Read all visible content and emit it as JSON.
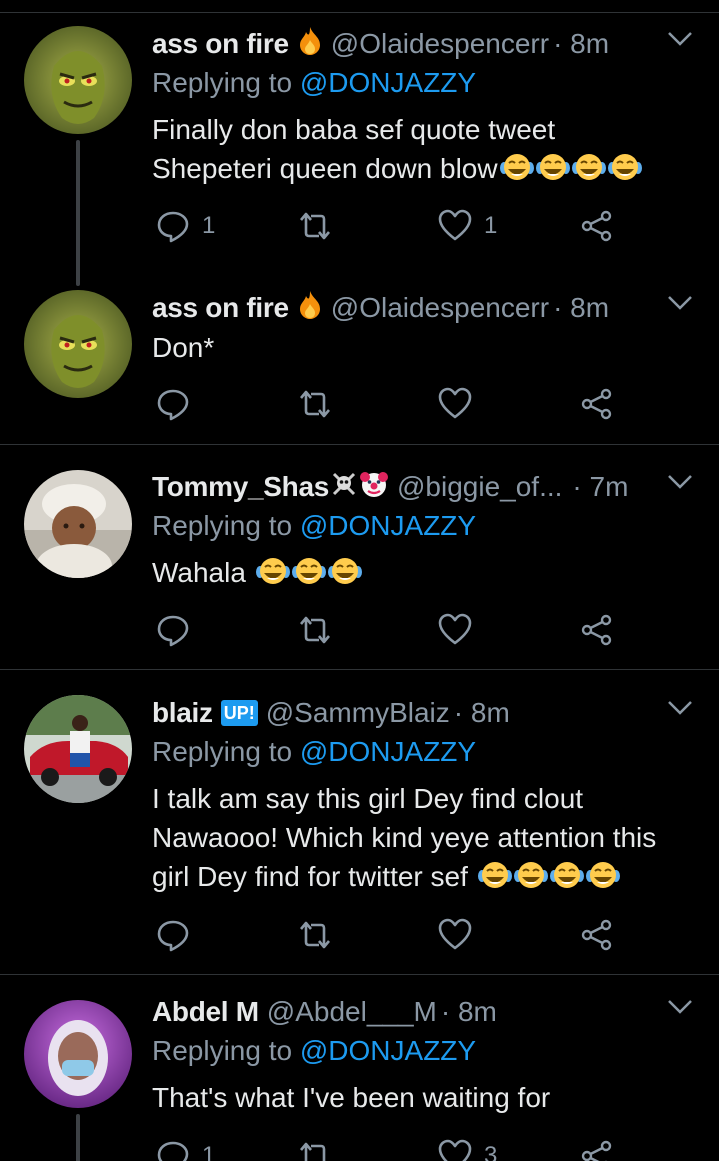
{
  "tweets": [
    {
      "name": "ass on fire",
      "emoji": "fire",
      "handle": "@Olaidespencerr",
      "time": "· 8m",
      "replying_prefix": "Replying to",
      "replying_to": "@DONJAZZY",
      "text_lines": [
        "Finally don baba sef quote tweet",
        "Shepeteri queen down blow"
      ],
      "trailing_emoji": "😂😂😂😂",
      "reply_count": "1",
      "retweet_count": "",
      "like_count": "1",
      "avatar": "grinch-avatar"
    },
    {
      "name": "ass on fire",
      "emoji": "fire",
      "handle": "@Olaidespencerr",
      "time": "· 8m",
      "text_lines": [
        "Don*"
      ],
      "reply_count": "",
      "retweet_count": "",
      "like_count": "",
      "avatar": "grinch-avatar"
    },
    {
      "name": "Tommy_Shas",
      "emoji": "skull-crossbones clown",
      "handle": "@biggie_of...",
      "time": "· 7m",
      "replying_prefix": "Replying to",
      "replying_to": "@DONJAZZY",
      "text_lines": [
        "Wahala"
      ],
      "trailing_emoji": "😂😂😂",
      "reply_count": "",
      "retweet_count": "",
      "like_count": "",
      "avatar": "baby-avatar"
    },
    {
      "name": "blaiz",
      "badge": "UP!",
      "handle": "@SammyBlaiz",
      "time": "· 8m",
      "replying_prefix": "Replying to",
      "replying_to": "@DONJAZZY",
      "text_lines": [
        "I talk am say this girl Dey find clout",
        "Nawaooo! Which kind yeye attention this",
        "girl Dey find for twitter sef"
      ],
      "trailing_emoji": "😂😂😂😂",
      "reply_count": "",
      "retweet_count": "",
      "like_count": "",
      "avatar": "car-avatar"
    },
    {
      "name": "Abdel M",
      "handle": "@Abdel___M",
      "time": "· 8m",
      "replying_prefix": "Replying to",
      "replying_to": "@DONJAZZY",
      "text_lines": [
        "That's what I've been waiting for"
      ],
      "reply_count": "1",
      "retweet_count": "",
      "like_count": "3",
      "avatar": "purple-avatar"
    }
  ],
  "colors": {
    "background": "#000000",
    "text": "#e7e9ea",
    "muted": "#8b98a5",
    "link": "#1d9bf0",
    "divider": "#2f3336"
  }
}
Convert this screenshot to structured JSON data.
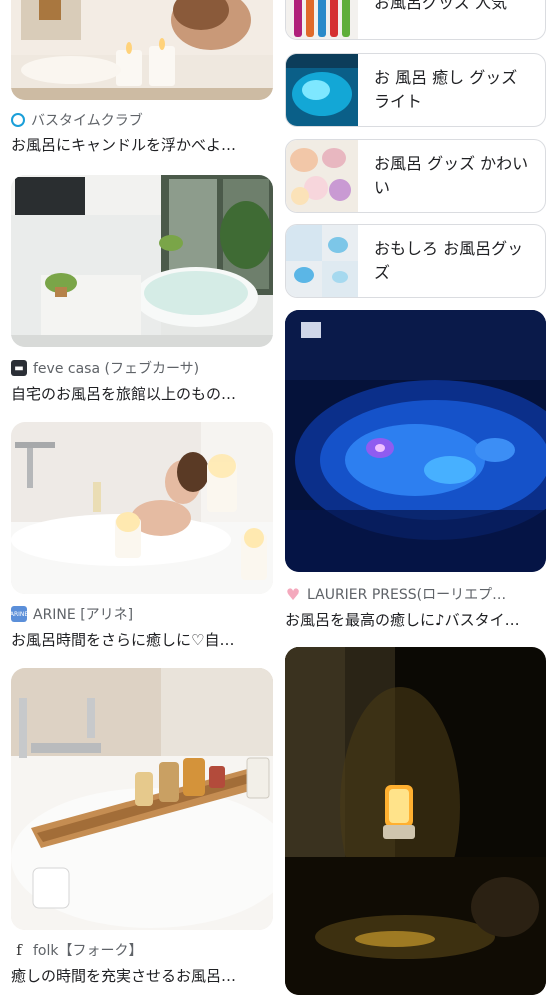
{
  "left_results": [
    {
      "source": "バスタイムクラブ",
      "title": "お風呂にキャンドルを浮かべよ…",
      "source_icon": "circle-o-icon",
      "icon_color": "#1a9fd9"
    },
    {
      "source": "feve casa (フェブカーサ)",
      "title": "自宅のお風呂を旅館以上のもの…",
      "source_icon": "feve-logo-icon",
      "icon_color": "#2b2f36"
    },
    {
      "source": "ARINE [アリネ]",
      "title": "お風呂時間をさらに癒しに♡自…",
      "source_icon": "arine-logo-icon",
      "icon_color": "#5b8fd9"
    },
    {
      "source": "folk【フォーク】",
      "title": "癒しの時間を充実させるお風呂…",
      "source_icon": "folk-f-icon",
      "icon_color": "#333333"
    }
  ],
  "related_chips": [
    {
      "label": "お風呂グッズ 人気"
    },
    {
      "label": "お 風呂 癒し グッズ ライト"
    },
    {
      "label": "お風呂 グッズ かわいい"
    },
    {
      "label": "おもしろ お風呂グッズ"
    }
  ],
  "right_results": [
    {
      "source": "LAURIER PRESS(ローリエプ…",
      "title": "お風呂を最高の癒しに♪バスタイ…",
      "source_icon": "heart-icon",
      "icon_color": "#f4a9bd"
    },
    {
      "source": "",
      "title": ""
    }
  ]
}
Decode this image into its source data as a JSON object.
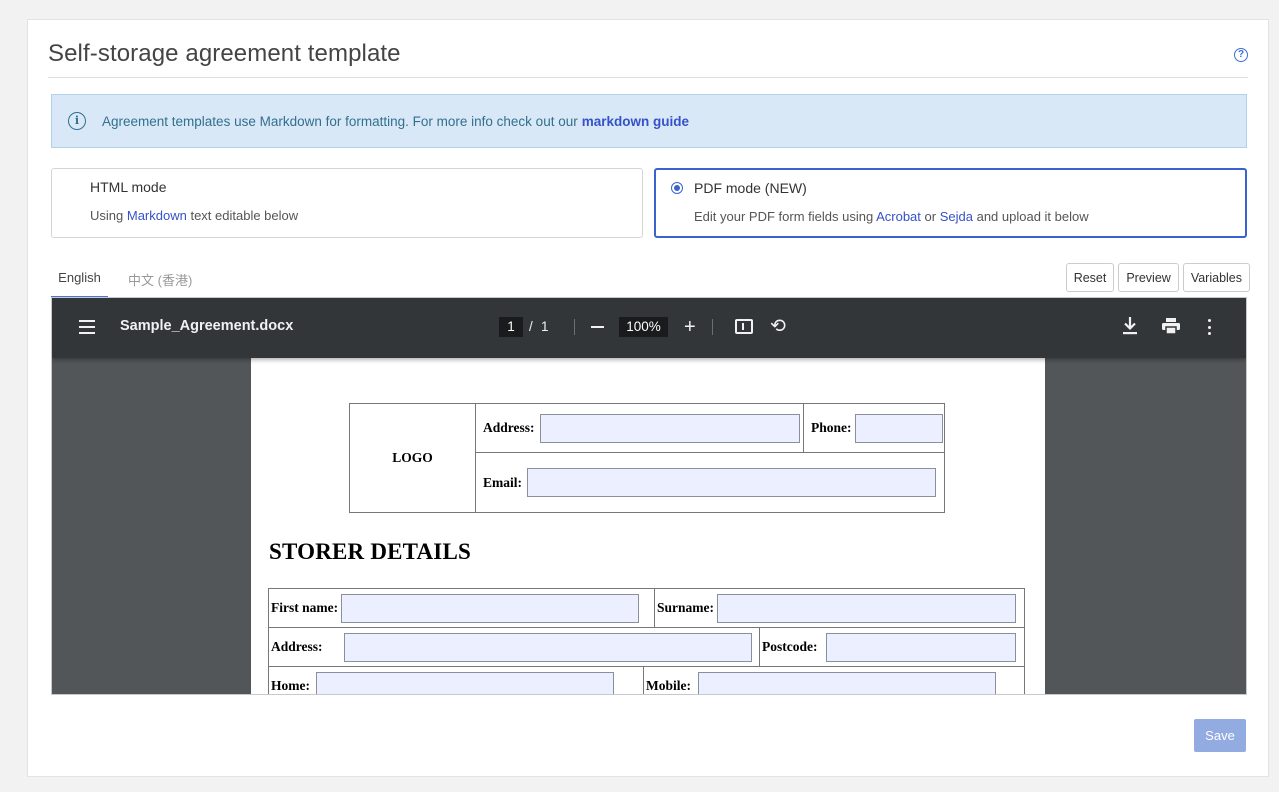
{
  "page": {
    "title": "Self-storage agreement template",
    "help_icon": "question-circle-icon"
  },
  "info_banner": {
    "icon": "info-circle-icon",
    "text": "Agreement templates use Markdown for formatting. For more info check out our",
    "link": "markdown guide"
  },
  "modes": {
    "html": {
      "title": "HTML mode",
      "desc_prefix": "Using",
      "desc_link": "Markdown",
      "desc_suffix": "text editable below",
      "selected": false
    },
    "pdf": {
      "title": "PDF mode (NEW)",
      "desc_prefix": "Edit your PDF form fields using",
      "link1": "Acrobat",
      "desc_mid": "or",
      "link2": "Sejda",
      "desc_suffix": "and upload it below",
      "selected": true
    }
  },
  "tabs": [
    {
      "label": "English",
      "active": true
    },
    {
      "label": "中文 (香港)",
      "active": false
    }
  ],
  "toolbar": {
    "reset": "Reset",
    "preview": "Preview",
    "variables": "Variables"
  },
  "viewer": {
    "file_name": "Sample_Agreement.docx",
    "page_current": "1",
    "page_separator": "/",
    "page_total": "1",
    "zoom": "100%",
    "icons": [
      "menu-icon",
      "zoom-out-icon",
      "zoom-in-icon",
      "fit-page-icon",
      "rotate-icon",
      "download-icon",
      "print-icon",
      "more-vert-icon"
    ]
  },
  "document": {
    "header": {
      "logo": "LOGO",
      "address": "Address:",
      "phone": "Phone:",
      "email": "Email:"
    },
    "section_title": "STORER DETAILS",
    "labels": {
      "first_name": "First name:",
      "surname": "Surname:",
      "address": "Address:",
      "postcode": "Postcode:",
      "home": "Home:",
      "mobile": "Mobile:"
    }
  },
  "footer": {
    "save": "Save"
  },
  "colors": {
    "accent": "#3a63d1",
    "info_bg": "#d9e8f6",
    "viewer_bar": "#323639",
    "viewer_bg": "#525659",
    "field_bg": "#ecefff",
    "save_bg": "#92abe0"
  }
}
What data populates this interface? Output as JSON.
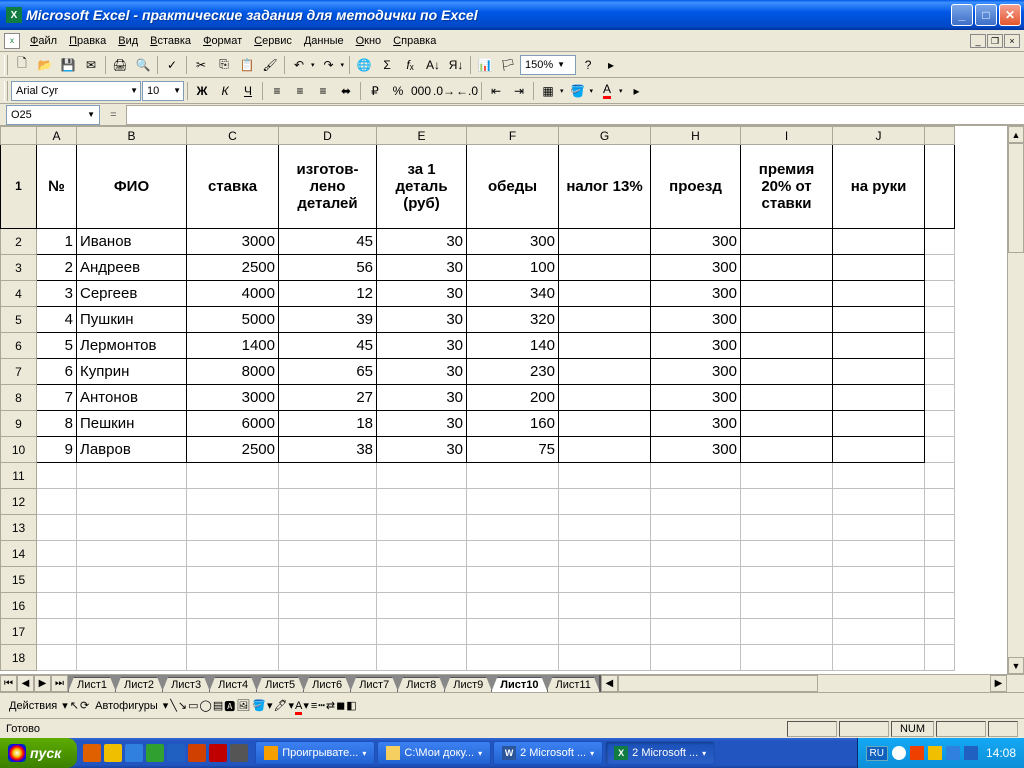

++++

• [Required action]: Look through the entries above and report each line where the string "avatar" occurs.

• [Answer]:
      "avatar": "grinch-avatar"
      "avatar": "grinch-avatar"
      "avatar": "baby-avatar"
      "avatar": "car-avatar"
      "avatar": "purple-avatar"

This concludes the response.